The new face of the youth-fueled Occupy Wall Street movement is none other than an 84-year-old woman who's spent her life crusading for liberal causes. The image of pepper-sprayed Doril Rainey has quickly gone viral across Twitter, Facebook and Tumblr.

As Rainey's fellow travelers in the Occupy movement hunt for more details about her, here's what we know so far.

The clash with police  As photos from the clash between protesters and police from last night show, the pepper spray was being deployed fairly indiscriminately. When asked about the incident, which also involved the spraying of a pregnant woman and priest, Seattle police spokesman Jeff Kapel said pepper spray is "not age specific. No more dangerous to someone who is 10 or someone who is 80," reports the Associated Press. "We probably wouldn't be using pepper spray if that was the case."

One point worth noting is that her face isn't literally dripping with pepper spray. As The Guardian notes, "The image looks dramatic but it should be noted that the fluid dripping from Rainey's face is probably a solution applied by medics to calm the effects of the pepper spray."

Rainey was last seen being assisted by protesters following the incident. She emailed Dominic Holden at The Stranger alt-weekly describing how it happened.

Well free speech does have its limits as I found out as the cops shoved their bicycles into the crowd and simultaneously pepper sprayed the so captured protesters. If it had not been for my Hero (Iraq Vet Caleb) I would have been down on the ground and trampled. This is what democracy looks like. It certainly left an impression on the people who rode the No. 1 bus home with me.

Public roles Broadly, Rainey has been active in politics and Seattle public life since the 1950s. A former Sunday schoolteacher, she ran for a seat on the King County Council in the 1970s and came within 400 some votes to get the Republican nomination. During the same period, she was a school board member in Issaquah, a nearby city. Last year, there was talk she would run for mayor but eventually she dismissed the idea saying, "I am old and should learn to be old, stay home, watch TV and sit still." But that doesn't mean she doesn't have a good rapport with the current mayor. On Twitter, one of her fellow Seattle supporters Norman Sigler posted an amicable photo of Rainey, himself and Seattle mayor Mike McGinn:

Her activism Born in Austria, Rainey came to the U.S. in 1956 following her work as a technical translator in the U.S. Army in Europe, she explained last year on the Talking Stick, a weekly show on public-access television. Describing why she left Austria she said "it's a great country but it's a really bureaucratic country." She is an activist across a range of issues including non-violence in foreign affairs, feminism and local transportation. In the interview, a sort of celebration of her life's work, she voiced disapproval for the "car takeover" in Seattle and how parking lots are detrimental to the general welfare of the city, among other things:

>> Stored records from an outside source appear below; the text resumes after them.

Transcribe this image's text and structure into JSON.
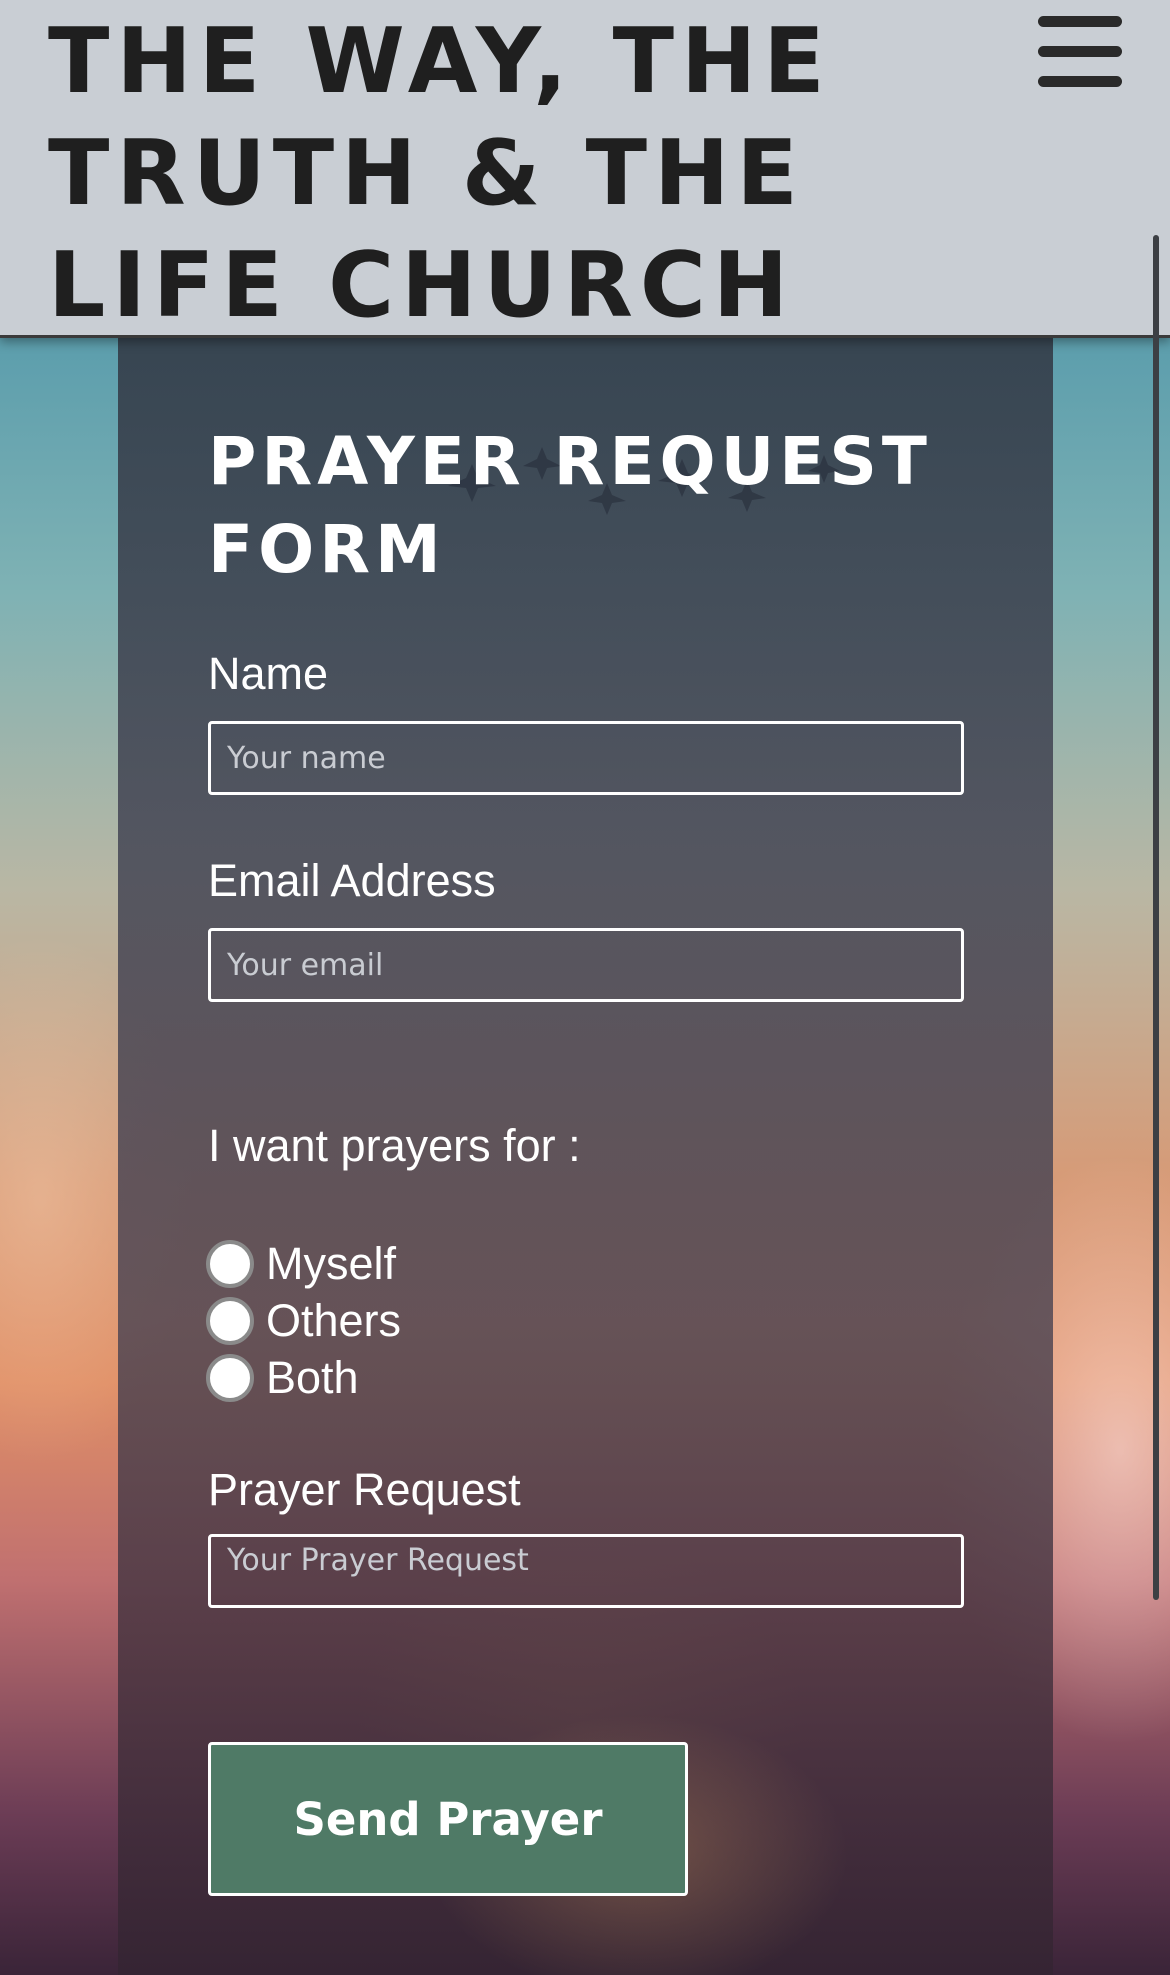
{
  "header": {
    "title": "THE WAY, THE TRUTH & THE LIFE CHURCH",
    "menu_icon": "hamburger-menu-icon"
  },
  "form": {
    "title": "PRAYER REQUEST FORM",
    "name": {
      "label": "Name",
      "placeholder": "Your name",
      "value": ""
    },
    "email": {
      "label": "Email Address",
      "placeholder": "Your email",
      "value": ""
    },
    "prayer_for": {
      "label": "I want prayers for :",
      "options": [
        "Myself",
        "Others",
        "Both"
      ],
      "selected": null
    },
    "request": {
      "label": "Prayer Request",
      "placeholder": "Your Prayer Request",
      "value": ""
    },
    "submit_label": "Send Prayer"
  },
  "colors": {
    "header_bg": "#c9ced4",
    "title_text": "#1f1f1f",
    "panel_text": "#ffffff",
    "button_bg": "#4f7a66"
  }
}
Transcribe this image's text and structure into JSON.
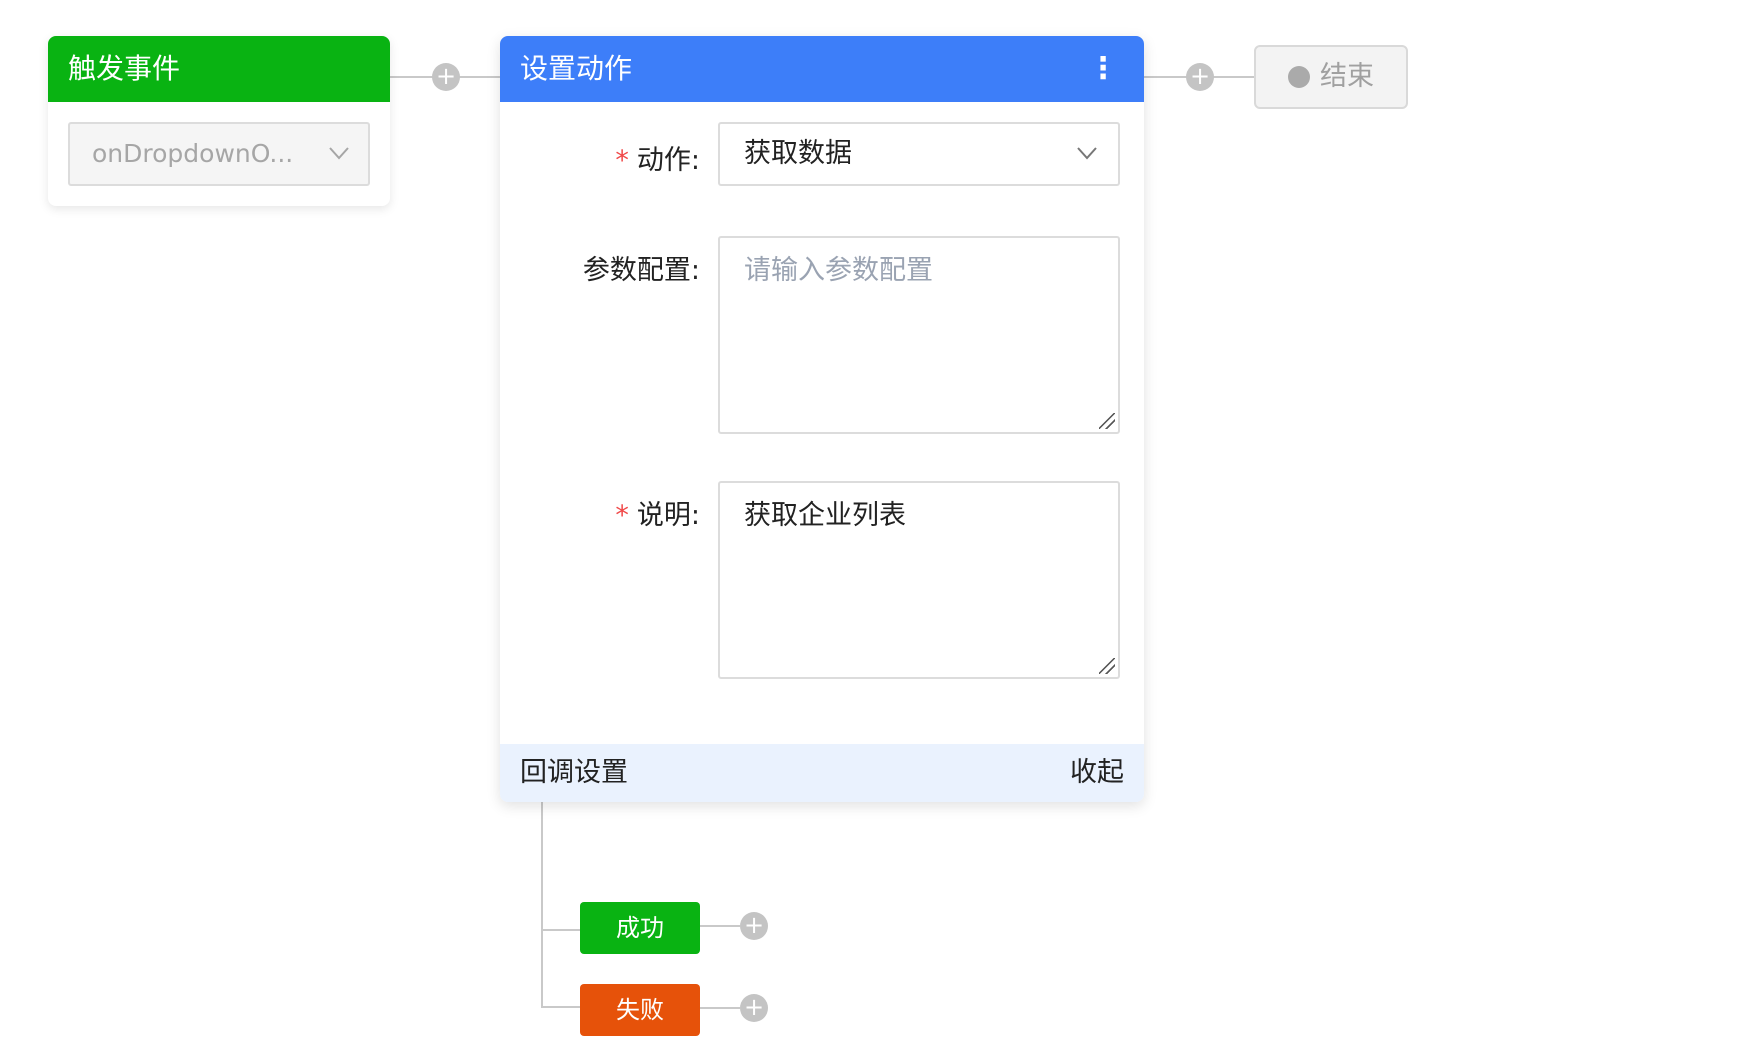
{
  "trigger": {
    "title": "触发事件",
    "event_value": "onDropdownO..."
  },
  "action_card": {
    "title": "设置动作",
    "menu_glyph": "⋮",
    "fields": {
      "action": {
        "label": "动作:",
        "value": "获取数据"
      },
      "params": {
        "label": "参数配置:",
        "placeholder": "请输入参数配置",
        "value": ""
      },
      "description": {
        "label": "说明:",
        "value": "获取企业列表"
      }
    },
    "footer": {
      "callback_label": "回调设置",
      "collapse_label": "收起"
    }
  },
  "end_node": {
    "label": "结束"
  },
  "branches": {
    "success": "成功",
    "failure": "失败"
  },
  "colors": {
    "trigger_header": "#09b312",
    "action_header": "#3d7ef9",
    "success": "#09b312",
    "failure": "#e6520a",
    "footer_bg": "#eaf2fe"
  },
  "icons": {
    "chevron": "chevron-down-icon",
    "plus": "plus-icon",
    "more": "more-vertical-icon",
    "end": "circle-icon"
  }
}
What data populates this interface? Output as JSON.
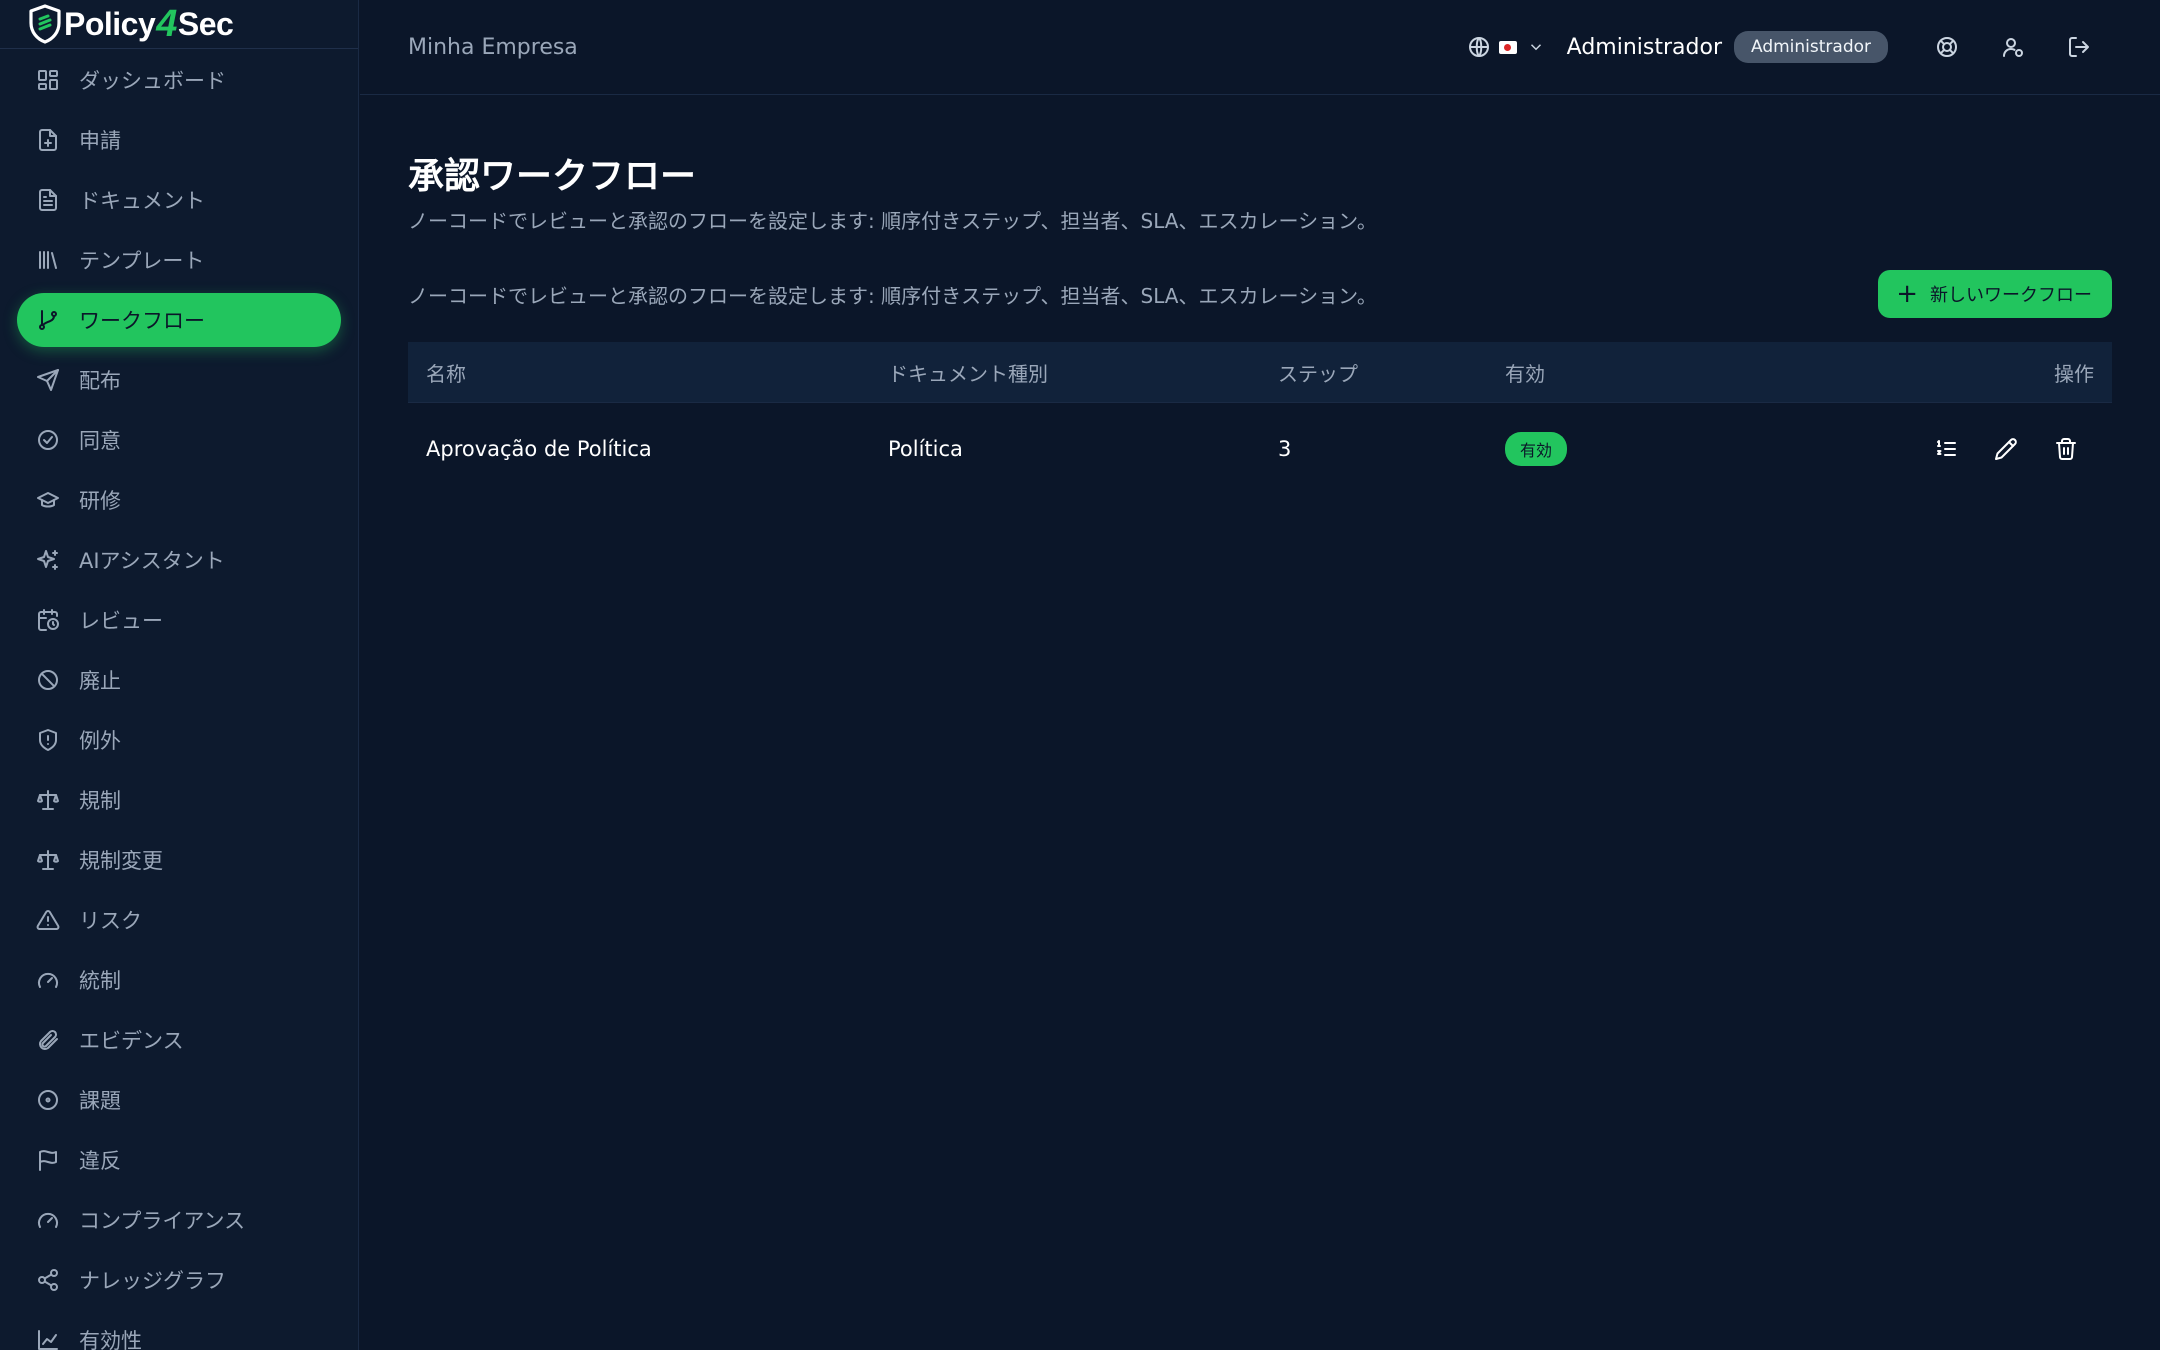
{
  "app": {
    "logo_text_left": "Policy",
    "logo_text_num": "4",
    "logo_text_right": "Sec"
  },
  "colors": {
    "accent": "#22c55e",
    "background": "#0b1629",
    "sidebar": "#0d1a2e",
    "table_header": "#11223a",
    "role_badge": "#475569"
  },
  "sidebar": {
    "items": [
      {
        "label": "ダッシュボード",
        "icon": "dashboard-icon"
      },
      {
        "label": "申請",
        "icon": "file-request-icon"
      },
      {
        "label": "ドキュメント",
        "icon": "document-icon"
      },
      {
        "label": "テンプレート",
        "icon": "library-icon"
      },
      {
        "label": "ワークフロー",
        "icon": "git-branch-icon",
        "active": true
      },
      {
        "label": "配布",
        "icon": "send-icon"
      },
      {
        "label": "同意",
        "icon": "check-circle-icon"
      },
      {
        "label": "研修",
        "icon": "graduation-cap-icon"
      },
      {
        "label": "AIアシスタント",
        "icon": "sparkles-icon"
      },
      {
        "label": "レビュー",
        "icon": "calendar-clock-icon"
      },
      {
        "label": "廃止",
        "icon": "ban-icon"
      },
      {
        "label": "例外",
        "icon": "shield-alert-icon"
      },
      {
        "label": "規制",
        "icon": "scale-icon"
      },
      {
        "label": "規制変更",
        "icon": "scale-icon"
      },
      {
        "label": "リスク",
        "icon": "alert-triangle-icon"
      },
      {
        "label": "統制",
        "icon": "gauge-icon"
      },
      {
        "label": "エビデンス",
        "icon": "paperclip-icon"
      },
      {
        "label": "課題",
        "icon": "circle-dot-icon"
      },
      {
        "label": "違反",
        "icon": "flag-icon"
      },
      {
        "label": "コンプライアンス",
        "icon": "gauge-icon"
      },
      {
        "label": "ナレッジグラフ",
        "icon": "share-icon"
      },
      {
        "label": "有効性",
        "icon": "chart-icon"
      }
    ]
  },
  "header": {
    "company": "Minha Empresa",
    "user_name": "Administrador",
    "role": "Administrador",
    "icons": [
      "globe-icon",
      "chevron-down-icon",
      "help-buoy-icon",
      "user-settings-icon",
      "logout-icon"
    ]
  },
  "page": {
    "title": "承認ワークフロー",
    "subtitle": "ノーコードでレビューと承認のフローを設定します: 順序付きステップ、担当者、SLA、エスカレーション。",
    "toolbar_desc": "ノーコードでレビューと承認のフローを設定します: 順序付きステップ、担当者、SLA、エスカレーション。",
    "new_button": "新しいワークフロー"
  },
  "table": {
    "headers": {
      "name": "名称",
      "doc_type": "ドキュメント種別",
      "steps": "ステップ",
      "active": "有効",
      "actions": "操作"
    },
    "rows": [
      {
        "name": "Aprovação de Política",
        "doc_type": "Política",
        "steps": "3",
        "status": "有効"
      }
    ]
  }
}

The tech-savvy activist also has her own blog called Old Lady in Combat Boots where she describes herself as an "all-around troublemaker." "I believe change begins in the streets, and all citizens have the power to make a difference," she writes in the blog's about section. "Together we can make our voices heard in the ivory towers of government, so lace up your combat boots, log in and turn on!" She hasn't quite kept the blog running: the last post is from 2009. Past posts include articles on feminism and tunnel projects. Other activities include being a member of the Seattle chapter of Women in the Black. According to its website, it's an international network of women who "stand in silent vigil, calling for peace, justice and non-violent solutions to conflict." The Toronto Star exchanged e-mails with Mike McCormick, the producer of the Talking Stick, who said Rainey is "a role model among activists that walks the walk." He added, “She's passionate, thoughtful, well informed, dogged, fearless, in-your-face but not in an intimidating way, warm, caring, humorous, doesn't pull her punches kinda activist you want right next to you when the s--t hits the fan.”